In theory, ‘CHIPS’ (all letters now upgraded to capitals) exists because the success of ’21 Jump Street’ proved that there’s fun to be mined from rebooting a dead TV property if done with a hefty sense of irony, self-mockery and irreverence. ‘CHIPS’ is a silly enough brand that it could be used to explore how ridiculous those old buddy-cop clichés are. Unfortunately, that’s not really Dax Shepard’s approach as writer or director. Instead, he just wants to make a generic buddy-cop movie and uses the ‘CHIPS’ brand as a means to that end. He’s written himself a role as a former pro motorcycle driver whose many injuries have led him to a sad career as a highway patrolman. He doesn’t love the job. He’s addicted to painkillers. His ball-busting cliché of a wife (Shepard’s real wife Kristen Bell, who deserves better) might be leaving him. That’s too much to take. Things are tough for officer Jon Baker.

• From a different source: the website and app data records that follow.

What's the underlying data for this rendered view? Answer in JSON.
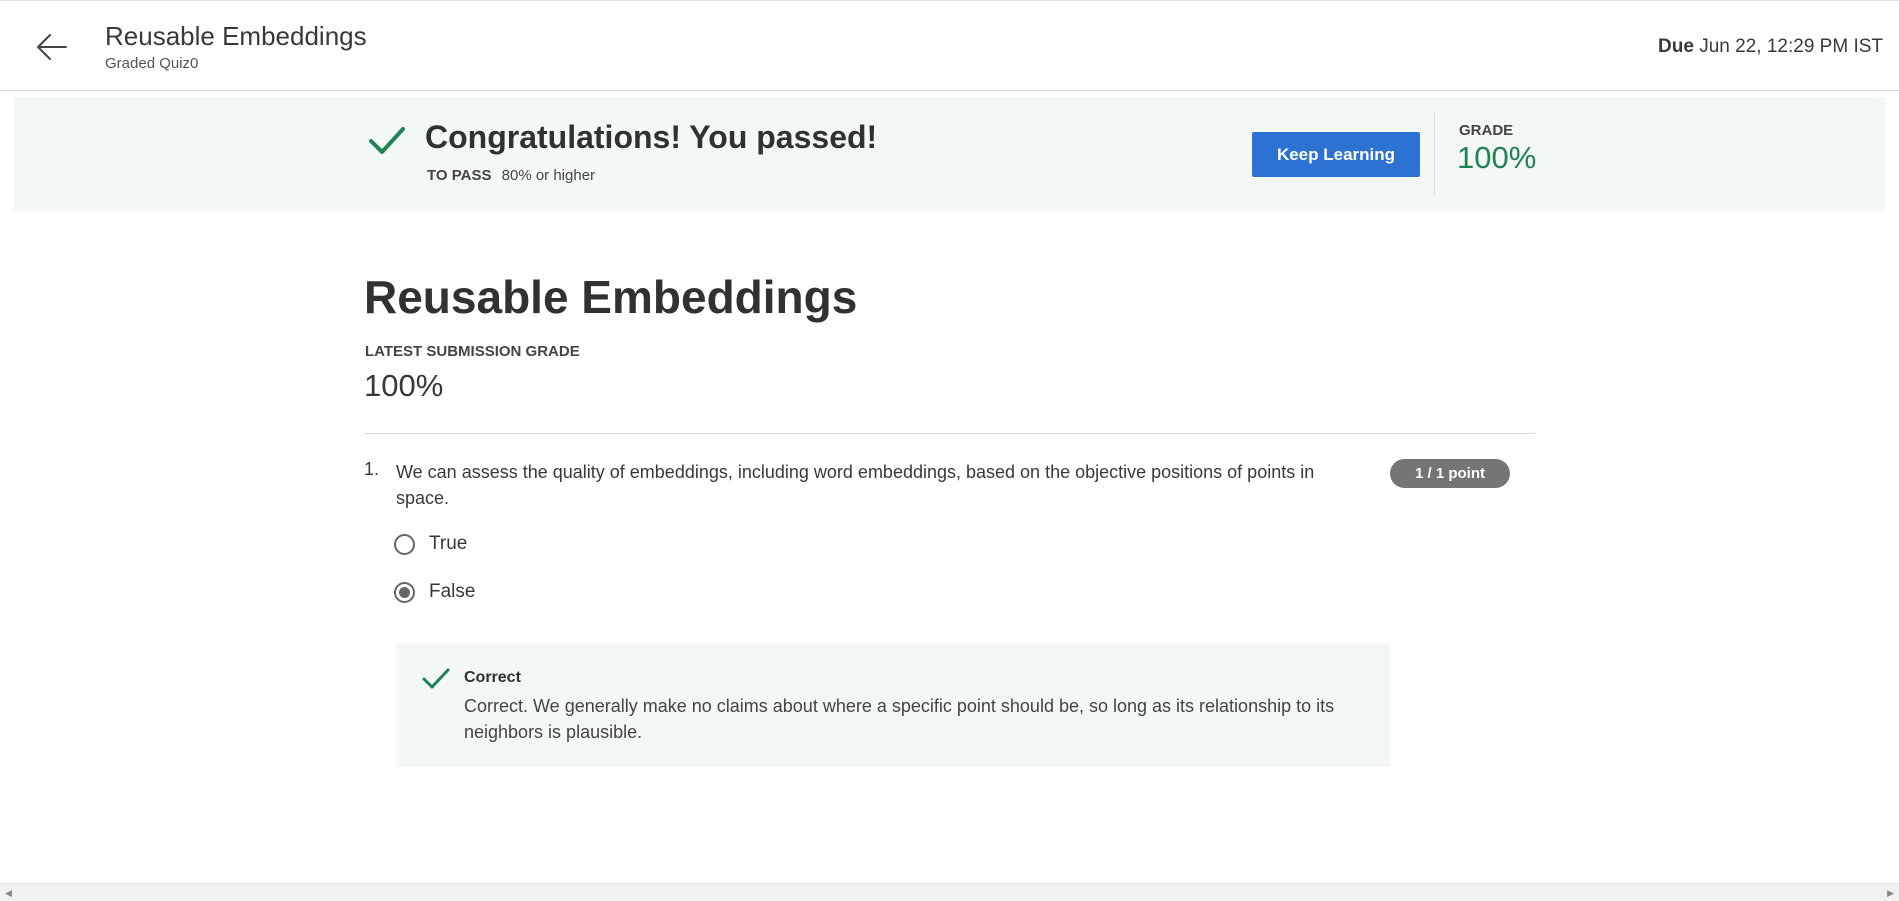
{
  "header": {
    "title": "Reusable Embeddings",
    "subtitle": "Graded Quiz0",
    "due_label": "Due",
    "due_value": "Jun 22, 12:29 PM IST",
    "back_icon": "arrow-left-icon"
  },
  "banner": {
    "title": "Congratulations! You passed!",
    "to_pass_label": "TO PASS",
    "to_pass_value": "80% or higher",
    "keep_learning_label": "Keep Learning",
    "grade_label": "GRADE",
    "grade_value": "100%",
    "check_icon": "checkmark-icon",
    "colors": {
      "background": "#f3f8f6",
      "accent_green": "#1f8354",
      "button_blue": "#2d72d2"
    }
  },
  "main": {
    "title": "Reusable Embeddings",
    "latest_label": "LATEST SUBMISSION GRADE",
    "latest_value": "100%"
  },
  "question": {
    "number": "1.",
    "text": "We can assess the quality of embeddings, including word embeddings, based on the objective positions of points in space.",
    "points": "1 / 1 point",
    "options": [
      {
        "label": "True",
        "selected": false
      },
      {
        "label": "False",
        "selected": true
      }
    ],
    "feedback": {
      "title": "Correct",
      "text": "Correct. We generally make no claims about where a specific point should be, so long as its relationship to its neighbors is plausible.",
      "icon": "checkmark-icon"
    }
  },
  "scrollbar": {
    "left_icon": "scroll-left-arrow-icon",
    "right_icon": "scroll-right-arrow-icon"
  }
}
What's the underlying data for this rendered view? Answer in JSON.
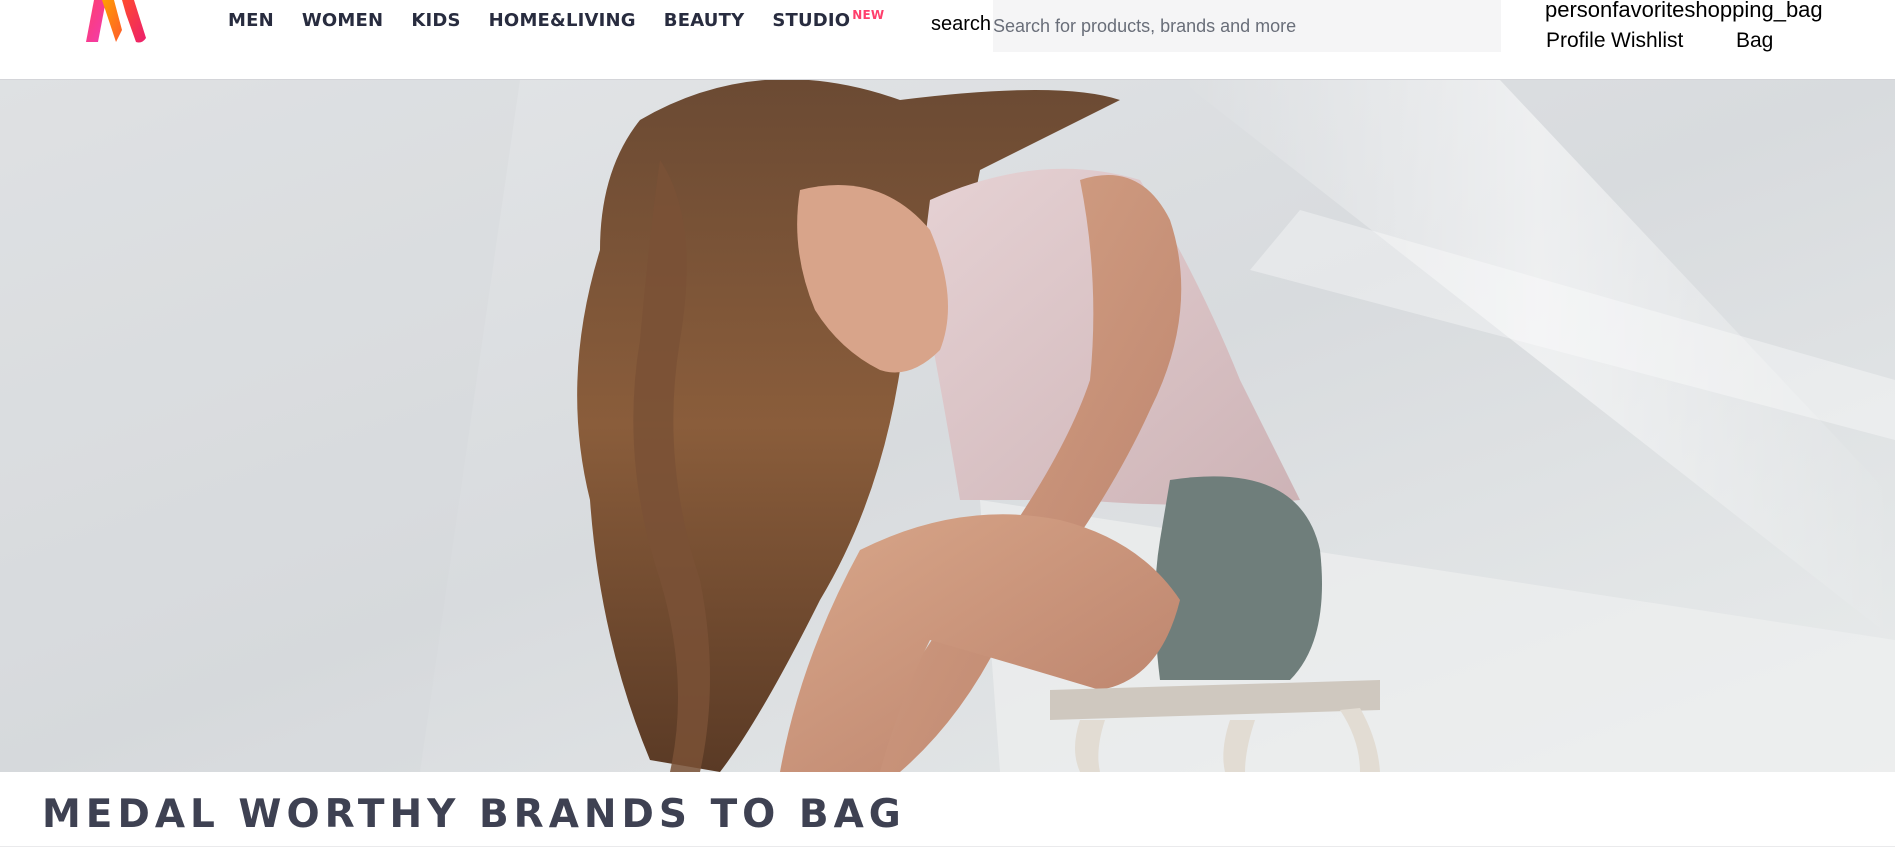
{
  "brand": {
    "logo_icon": "myntra-logo-icon"
  },
  "nav": {
    "items": [
      {
        "label": "MEN"
      },
      {
        "label": "WOMEN"
      },
      {
        "label": "KIDS"
      },
      {
        "label": "HOME&LIVING"
      },
      {
        "label": "BEAUTY"
      },
      {
        "label": "STUDIO",
        "badge": "NEW"
      }
    ]
  },
  "search": {
    "icon_text": "search",
    "placeholder": "Search for products, brands and more",
    "value": ""
  },
  "actions": {
    "icons_text": "personfavoriteshopping_bag",
    "profile_label": "Profile",
    "wishlist_label": "Wishlist",
    "bag_label": "Bag"
  },
  "hero": {
    "image": "hero-banner-model-on-stool"
  },
  "section": {
    "title": "MEDAL WORTHY BRANDS TO BAG"
  },
  "colors": {
    "accent": "#ff3f6c",
    "nav_text": "#282c3f",
    "title_text": "#3e4152",
    "search_bg": "#f5f5f6"
  }
}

You know what might cure what ails this recovering adrenaline junkie sad sack? How about a buddy who is also a cop? That’s the ticket. Good news, he gets one of those in the great Michael Peña (who also deserves better) playing “Ponch” Poncherello, a guy who loves busting dirty cops almost as much as he loves banging broads. He’s a sex addict, I suppose. But he also wants to make sure that you and everyone else watching the movie is absolutely clear that he isn’t gay. That happens in many ways. ‘Cuz this guy is straight as an arrow, ladies. Granted, if you’re an older or unattractive lady, that’s almost worse than being a dude. Yes, it’s that old, tired comedy routine, and somehow it’s even more painful to sit through in this movie than most that trot out these old jokes.
Beyond all the bro-buddy bonding BS and gay panic, there’s a plot in ‘CHIPS’ somewhere. It has got something to do with Vincent D’Onofrio playing a formerly good cop who got corrupt in the hopes of saving his heroin-addict son. I think that’s what happened, anyway. I’m not sure. Storytelling is not the film’s strong suit. The point of the movie is really for Dax Shepard to cram in as many filthy sex jokes as possible, along with some boobies, some explosions, some chases, and a few extra scenes to make it clear that these dudes love ladies and certainly aren’t remotely gay. You know, the stuff of old ’80s comedies. Now, if Shepard’s movie were in some way mocking that dated brand of humor and macho fantasy, he might be onto something. He’s not, though. This is just a parade of bad ideas that only serves as a reminder of why the world has moved on from this stuff when it’s done so poorly and lazily.
The movie does have some mild charms. Shepard loves cars and motorcycles and chases between those vehicles. He stages a couple of decent budget-conscious action scenes. He’s also a fairly lovable performer, as are Kristen Bell and Michael Peña. Occasionally, their natural charisma tops the boneheaded and gross screenplay. Not often, but occasionally. I guess ‘CHIPS’ isn’t a complete waste of time. But it’s close and hopefully will bring an end to the cycle of reviving cheesy old TV series for new action comedies. As much as the ’21 Jump Street’ flicks were hilarious and the ‘A-Team’ movie was actually more entertaining than it had any right to be, those were exceptions and not the rule. For the most part, these movies are as worthless as ‘CHIPS’ and it’s about time they went away for a while, if not permanently.